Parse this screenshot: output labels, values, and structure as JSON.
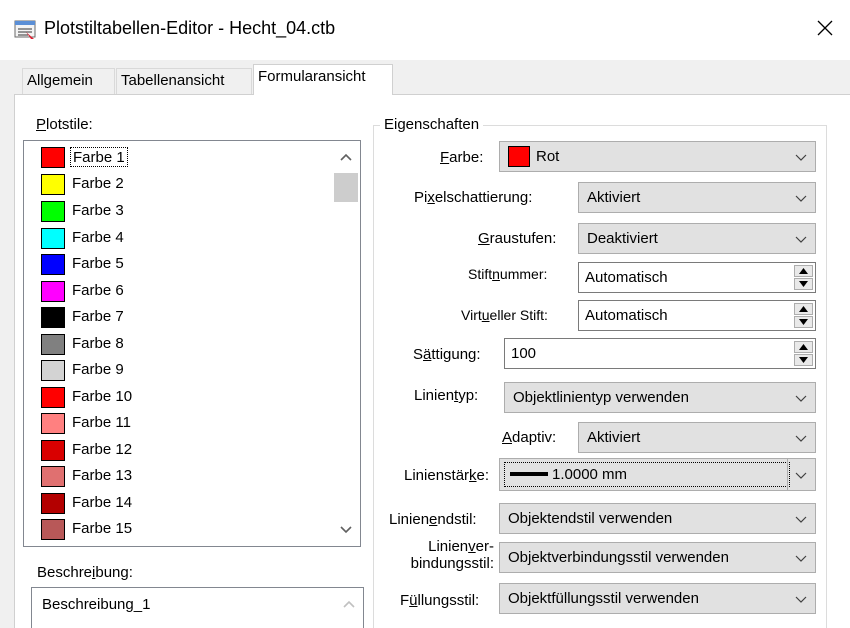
{
  "window": {
    "title": "Plotstiltabellen-Editor - Hecht_04.ctb",
    "close_glyph": "✕"
  },
  "tabs": [
    {
      "label": "Allgemein"
    },
    {
      "label": "Tabellenansicht"
    },
    {
      "label": "Formularansicht",
      "active": true
    }
  ],
  "plotstile": {
    "label_u": "P",
    "label_rest": "lotstile:",
    "items": [
      {
        "label": "Farbe 1",
        "color": "#ff0000",
        "selected": true
      },
      {
        "label": "Farbe 2",
        "color": "#ffff00"
      },
      {
        "label": "Farbe 3",
        "color": "#00ff00"
      },
      {
        "label": "Farbe 4",
        "color": "#00ffff"
      },
      {
        "label": "Farbe 5",
        "color": "#0000ff"
      },
      {
        "label": "Farbe 6",
        "color": "#ff00ff"
      },
      {
        "label": "Farbe 7",
        "color": "#000000"
      },
      {
        "label": "Farbe 8",
        "color": "#808080"
      },
      {
        "label": "Farbe 9",
        "color": "#d3d3d3"
      },
      {
        "label": "Farbe 10",
        "color": "#ff0000"
      },
      {
        "label": "Farbe 11",
        "color": "#ff8080"
      },
      {
        "label": "Farbe 12",
        "color": "#d90000"
      },
      {
        "label": "Farbe 13",
        "color": "#e07070"
      },
      {
        "label": "Farbe 14",
        "color": "#b30000"
      },
      {
        "label": "Farbe 15",
        "color": "#b85858"
      }
    ]
  },
  "beschreibung": {
    "label_pre": "Beschre",
    "label_u": "i",
    "label_post": "bung:",
    "value": "Beschreibung_1"
  },
  "eigenschaften": {
    "title": "Eigenschaften",
    "farbe": {
      "label_u": "F",
      "label_rest": "arbe:",
      "value": "Rot",
      "swatch": "#ff0000"
    },
    "pixel": {
      "label_pre": "Pi",
      "label_u": "x",
      "label_post": "elschattierung:",
      "value": "Aktiviert"
    },
    "grau": {
      "label_u": "G",
      "label_rest": "raustufen:",
      "value": "Deaktiviert"
    },
    "stift": {
      "label_pre": "Stift",
      "label_u": "n",
      "label_post": "ummer:",
      "value": "Automatisch"
    },
    "virtuell": {
      "label_pre": "Virt",
      "label_u": "u",
      "label_post": "eller Stift:",
      "value": "Automatisch"
    },
    "saett": {
      "label_pre": "S",
      "label_u": "ä",
      "label_post": "ttigung:",
      "value": "100"
    },
    "linientyp": {
      "label_pre": "Linien",
      "label_u": "t",
      "label_post": "yp:",
      "value": "Objektlinientyp verwenden"
    },
    "adaptiv": {
      "label_u": "A",
      "label_rest": "daptiv:",
      "value": "Aktiviert"
    },
    "staerke": {
      "label_pre": "Linienstär",
      "label_u": "k",
      "label_post": "e:",
      "value": "1.0000 mm"
    },
    "endstil": {
      "label_pre": "Linien",
      "label_u": "e",
      "label_post": "ndstil:",
      "value": "Objektendstil verwenden"
    },
    "verbind": {
      "line1_pre": "Linien",
      "line1_u": "v",
      "line1_post": "er-",
      "line2": "bindungsstil:",
      "value": "Objektverbindungsstil verwenden"
    },
    "fuell": {
      "label_pre": "F",
      "label_u": "ü",
      "label_post": "llungsstil:",
      "value": "Objektfüllungsstil verwenden"
    }
  }
}
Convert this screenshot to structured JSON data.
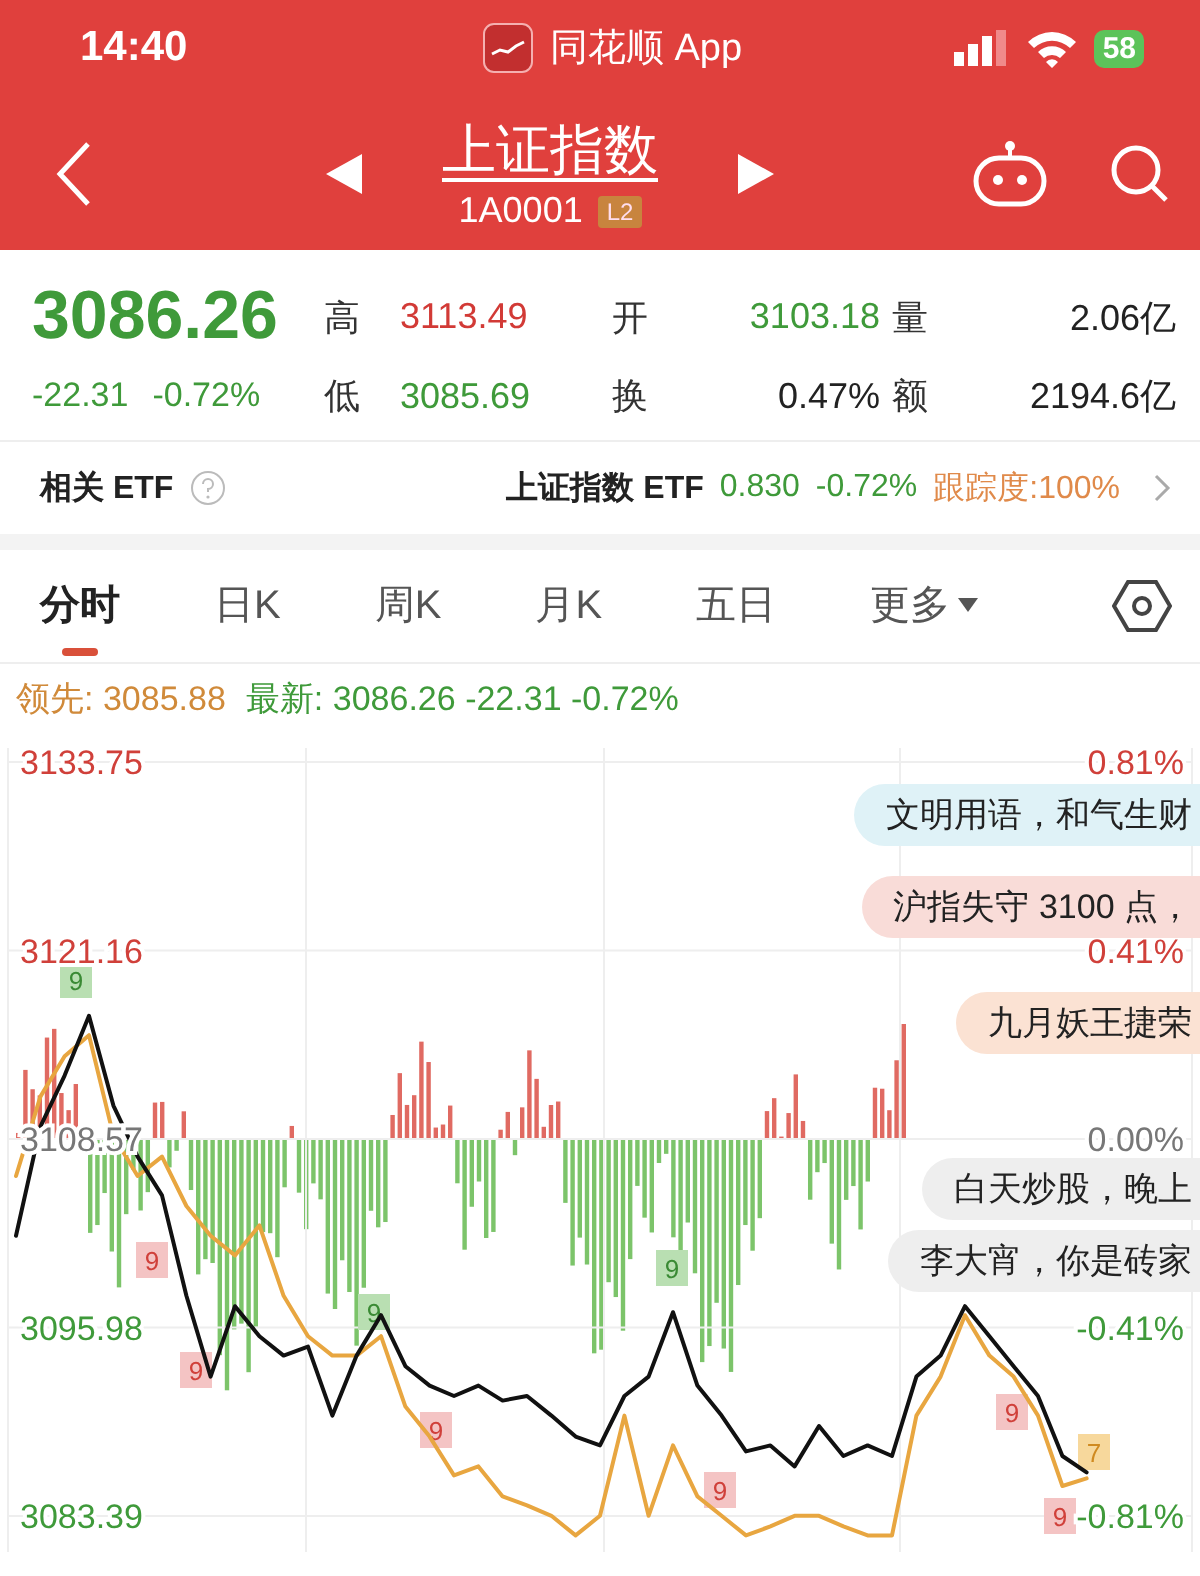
{
  "status_bar": {
    "time": "14:40",
    "app": "同花顺 App",
    "battery": "58"
  },
  "nav": {
    "title": "上证指数",
    "code": "1A0001",
    "badge": "L2"
  },
  "quote": {
    "price": "3086.26",
    "change": "-22.31",
    "change_pct": "-0.72%",
    "color": "#3f9a3a",
    "fields": [
      {
        "label": "高",
        "value": "3113.49",
        "color": "#d23a36"
      },
      {
        "label": "开",
        "value": "3103.18",
        "color": "#3f9a3a"
      },
      {
        "label": "量",
        "value": "2.06亿",
        "color": "#222222"
      },
      {
        "label": "低",
        "value": "3085.69",
        "color": "#3f9a3a"
      },
      {
        "label": "换",
        "value": "0.47%",
        "color": "#222222"
      },
      {
        "label": "额",
        "value": "2194.6亿",
        "color": "#222222"
      }
    ]
  },
  "etf": {
    "label": "相关 ETF",
    "name": "上证指数 ETF",
    "price": "0.830",
    "change_pct": "-0.72%",
    "tracking": "跟踪度:100%"
  },
  "tabs": [
    {
      "label": "分时",
      "selected": true,
      "kind": "tab"
    },
    {
      "label": "日K",
      "selected": false,
      "kind": "tab"
    },
    {
      "label": "周K",
      "selected": false,
      "kind": "tab"
    },
    {
      "label": "月K",
      "selected": false,
      "kind": "tab"
    },
    {
      "label": "五日",
      "selected": false,
      "kind": "tab"
    },
    {
      "label": "更多",
      "selected": false,
      "kind": "menu"
    }
  ],
  "chart": {
    "legend": [
      {
        "values": [
          "3085.88"
        ],
        "color": "#d08a3a"
      },
      {
        "values": [
          "3086.26",
          "-22.31",
          "-0.72%"
        ],
        "color": "#3f9a3a"
      }
    ],
    "pct_labels": [
      "0.81%",
      "0.41%",
      "0.00%",
      "-0.41%",
      "-0.81%"
    ],
    "markers": [
      {
        "label": "9",
        "color": "#b9dfb2"
      },
      {
        "label": "9",
        "color": "#f4c4c4"
      },
      {
        "label": "9",
        "color": "#f4c4c4"
      },
      {
        "label": "9",
        "color": "#b9dfb2"
      },
      {
        "label": "9",
        "color": "#f4c4c4"
      },
      {
        "label": "9",
        "color": "#b9dfb2"
      },
      {
        "label": "9",
        "color": "#f4c4c4"
      },
      {
        "label": "9",
        "color": "#f4c4c4"
      },
      {
        "label": "9",
        "color": "#f4c4c4"
      },
      {
        "label": "7",
        "color": "#f7d89c"
      }
    ],
    "comments": [
      {
        "text": "文明用语，和气生财",
        "color": "#dff2f7"
      },
      {
        "text": "沪指失守 3100 点，",
        "color": "#f9dcd8"
      },
      {
        "text": "九月妖王捷荣",
        "color": "#fbe2d3"
      },
      {
        "text": "白天炒股，晚上",
        "color": "#eeeeee"
      },
      {
        "text": "李大宵，你是砖家",
        "color": "#eeeeee"
      }
    ],
    "chart_data": {
      "type": "line",
      "grid": true,
      "ylim": [
        3081,
        3134.5
      ],
      "yticks": [
        {
          "value": 3133.75,
          "label": "3133.75"
        },
        {
          "value": 3121.16,
          "label": "3121.16"
        },
        {
          "value": 3108.57,
          "label": "3108.57"
        },
        {
          "value": 3095.98,
          "label": "3095.98"
        },
        {
          "value": 3083.39,
          "label": "3083.39"
        }
      ],
      "series": [
        {
          "name": "领先:",
          "color": "#e8a640",
          "values": [
            3106.1,
            3111.4,
            3114.1,
            3115.5,
            3108.8,
            3106.1,
            3107.4,
            3104.1,
            3102.1,
            3100.8,
            3102.8,
            3098.1,
            3095.4,
            3094.1,
            3094.1,
            3095.4,
            3090.7,
            3088.7,
            3086.1,
            3086.7,
            3084.7,
            3084.1,
            3083.4,
            3082.1,
            3083.4,
            3090.1,
            3083.4,
            3088.1,
            3084.7,
            3083.4,
            3082.1,
            3082.7,
            3083.4,
            3083.4,
            3082.7,
            3082.1,
            3082.1,
            3090.1,
            3092.7,
            3096.8,
            3094.1,
            3092.7,
            3090.1,
            3085.4,
            3085.9
          ]
        },
        {
          "name": "最新:",
          "color": "#111111",
          "values": [
            3102.1,
            3109.4,
            3112.8,
            3116.8,
            3110.8,
            3107.4,
            3104.8,
            3098.1,
            3092.7,
            3097.4,
            3095.4,
            3094.1,
            3094.7,
            3090.1,
            3094.1,
            3096.8,
            3093.4,
            3092.1,
            3091.4,
            3092.1,
            3091.1,
            3091.4,
            3090.1,
            3088.7,
            3088.1,
            3091.4,
            3092.7,
            3097.0,
            3092.1,
            3090.1,
            3087.7,
            3088.1,
            3086.7,
            3089.4,
            3087.4,
            3088.1,
            3087.4,
            3092.7,
            3094.1,
            3097.4,
            3095.4,
            3093.4,
            3091.4,
            3087.4,
            3086.3
          ]
        }
      ]
    }
  }
}
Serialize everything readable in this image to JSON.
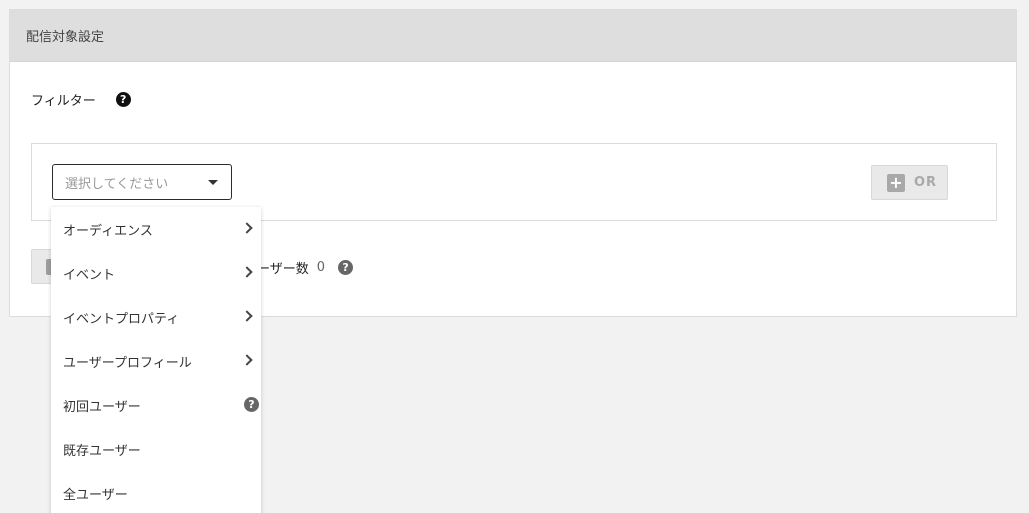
{
  "section": {
    "title": "配信対象設定"
  },
  "filter": {
    "label": "フィルター",
    "help_glyph": "?",
    "select_placeholder": "選択してください",
    "or_button": {
      "icon_glyph": "+",
      "label": "OR"
    }
  },
  "user_count": {
    "label": "ーザー数",
    "value": "0",
    "help_glyph": "?"
  },
  "dropdown": {
    "items": [
      {
        "label": "オーディエンス",
        "has_submenu": true
      },
      {
        "label": "イベント",
        "has_submenu": true
      },
      {
        "label": "イベントプロパティ",
        "has_submenu": true
      },
      {
        "label": "ユーザープロフィール",
        "has_submenu": true
      },
      {
        "label": "初回ユーザー",
        "help_glyph": "?"
      },
      {
        "label": "既存ユーザー"
      },
      {
        "label": "全ユーザー"
      }
    ]
  },
  "colors": {
    "header_bg": "#dedede",
    "page_bg": "#f2f2f2",
    "disabled_grey": "#a9a9a9"
  }
}
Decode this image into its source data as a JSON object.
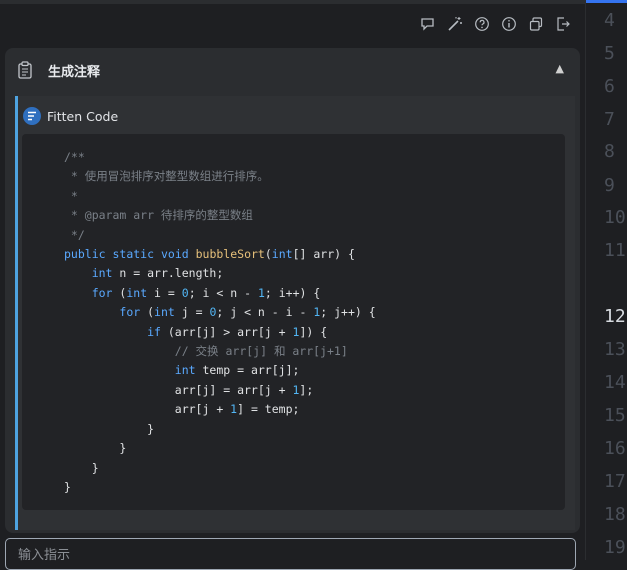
{
  "toolbar": {
    "icons": [
      "chat-bubble-icon",
      "magic-wand-icon",
      "help-icon",
      "info-icon",
      "copy-icon",
      "exit-icon"
    ]
  },
  "panel": {
    "title": "生成注释",
    "collapse_symbol": "▲"
  },
  "message": {
    "author": "Fitten Code",
    "code_lines": [
      "/**",
      " * 使用冒泡排序对整型数组进行排序。",
      " *",
      " * @param arr 待排序的整型数组",
      " */",
      "public static void bubbleSort(int[] arr) {",
      "    int n = arr.length;",
      "    for (int i = 0; i < n - 1; i++) {",
      "        for (int j = 0; j < n - i - 1; j++) {",
      "            if (arr[j] > arr[j + 1]) {",
      "                // 交换 arr[j] 和 arr[j+1]",
      "                int temp = arr[j];",
      "                arr[j] = arr[j + 1];",
      "                arr[j + 1] = temp;",
      "            }",
      "        }",
      "    }",
      "}"
    ]
  },
  "input": {
    "placeholder": "输入指示"
  },
  "editor_gutter": {
    "line_numbers": [
      "4",
      "5",
      "6",
      "7",
      "8",
      "9",
      "10",
      "11",
      "12",
      "13",
      "14",
      "15",
      "16",
      "17",
      "18",
      "19"
    ],
    "current_line": "12"
  },
  "colors": {
    "accent": "#3574f0",
    "message_bar": "#4ea3e0",
    "keyword": "#5aa9ff",
    "function": "#e6c07b"
  }
}
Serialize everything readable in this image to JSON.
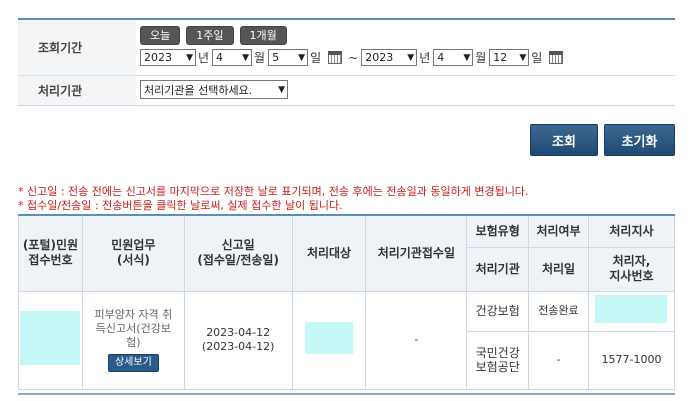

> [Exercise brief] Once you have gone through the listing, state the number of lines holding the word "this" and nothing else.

> [Written response] 5